Jane presented our group with a challenge that she and colleagues have faced with this project. Sessions were initially held in the Learning Space at NMS, bring groups and families together in a social environment here children would feel safe and could meet other children with similar experiences. However, when museum staff suggested some sessions might take place out in the galleries, there was some resistance from support workers. Feedback from families including using an anonymous Survey Monkey, indicated that they would be keen to be in the galleries. For Jane and her team, it is also important that making this work more visible would make it more accepted as part of the museum learning and public programmes. In some ways, Jane’s approach echoes Diana’s findings – that people want to part of the regular activities at the museum and not offered ‘special events’ just for them.

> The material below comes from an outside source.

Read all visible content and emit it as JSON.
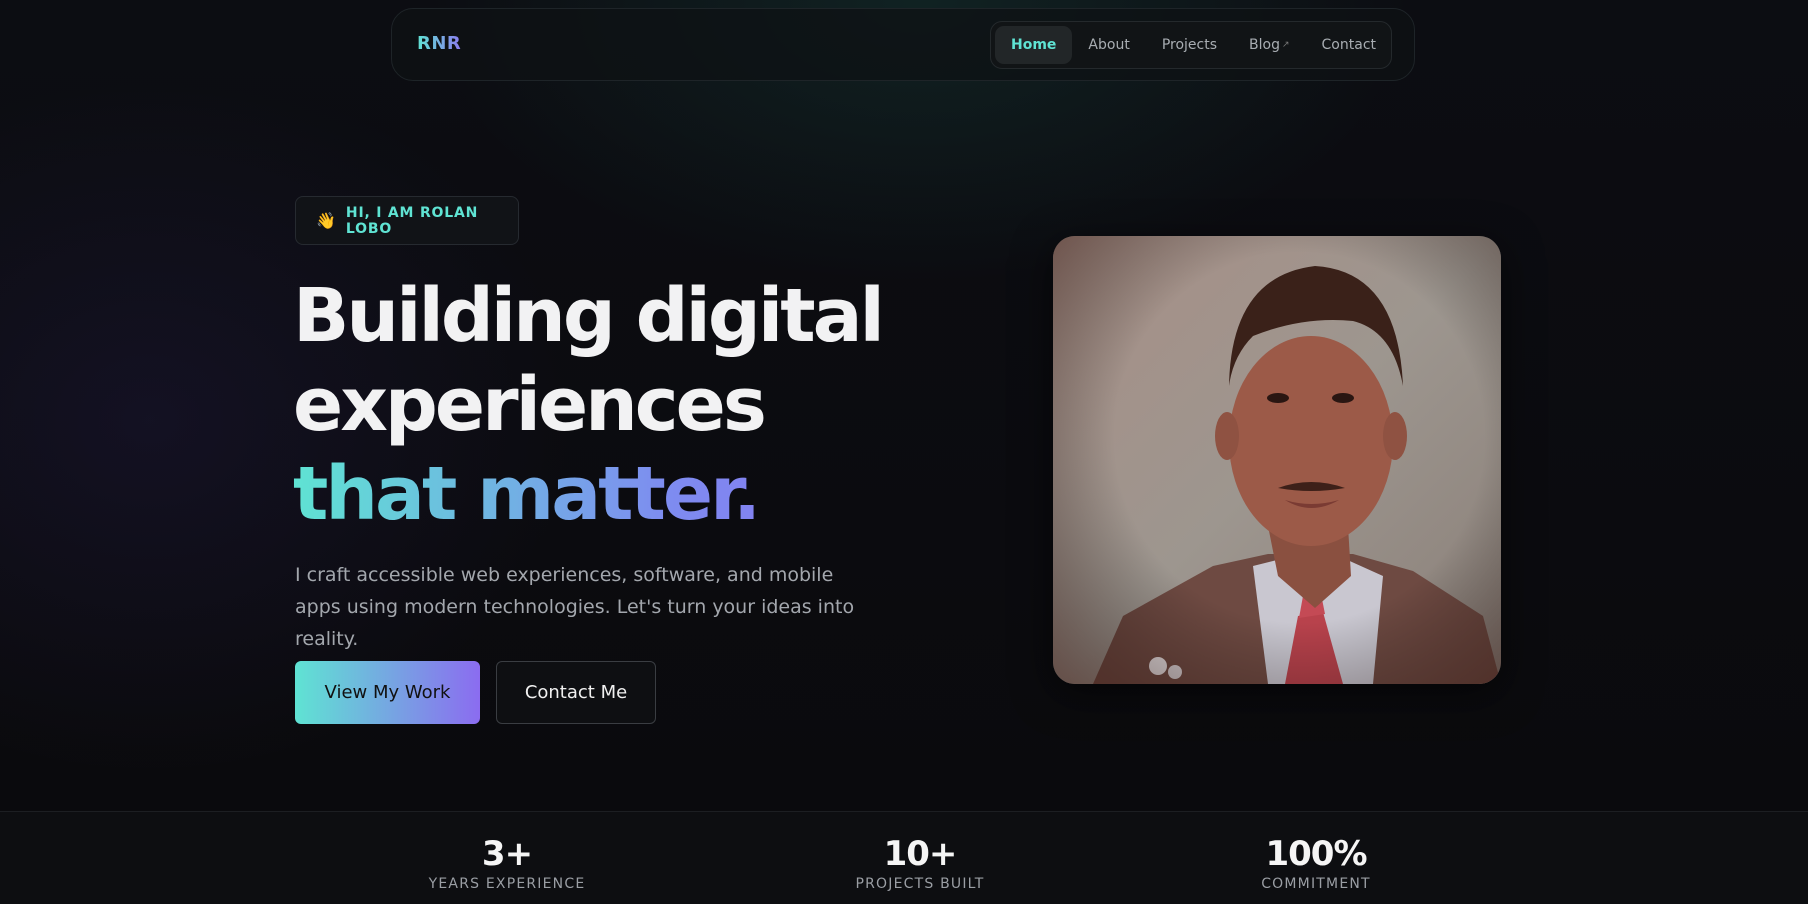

One session that differs from this approach at NMS is the Early Doors for families with an autistic child, where the museum opens one hour early on a designated Saturday. Jane’s team have been running these for several years and are aware of the importance of clear, communication in the form of pre-visit visual stories, information on the website and communication cards that can be used with staff and family members, to signal needs eg ‘toilet’. The challenges here are finding the relevant information on the NMS website and Jane would like to see access place at the very front of web searches and with more than just physical access.
NMS have three sensory backpacks with a range of content and activities suitable for use by autistic children. The most popular is a simple kitchen timer that helps families to manage how long a child has a toy or stays in a space. Again, families need to know from the NMS website that these resources are available – free – to collect from the Tower Entrance of the museum. We had an interesting discussion around how to manage this service and how many backpacks or contents have gone missing (answer: only one and that turned up later in the café); Diana was interested in this also as she has been looking to expand the use of iPads.
Jane would like to develop resources for an older age range and acknowledged that currently NMS does not offer any programmes or resources specifically for autistic adults. Her team are also keen to identify a ‘Quiet’ or ‘Calm’ Space within the museum that could be used by a range of visitors who may find their visit overwhelming and are working on a Sensory Map to show which galleries are bright, noisy, calm or sensory. Jane has some Peoples’ Postcode Lottery funding to develop this and has involved Visitor Services staff; working with families and others that the Map will be aimed at, to help develop it and get their feedback. The Map should be ready by March 2020 and might be both printed and available online.
Jane also spoke about Museum Socials for people living with dementia. These are monthly and part of a partnership offer with the National Galleries of Scotland, National Library of Scotland, RZSS (Edinburgh Zoo) and St Cecilia’s Hall.
Our speakers and participants shared a range of ideas to improve access, some low or no cost, others happily funded from capital projects or special funding streams. One clear message that emerged was around normalising our approach to running accessible programmes and making our venues more accessible. In this way, everyone benefits.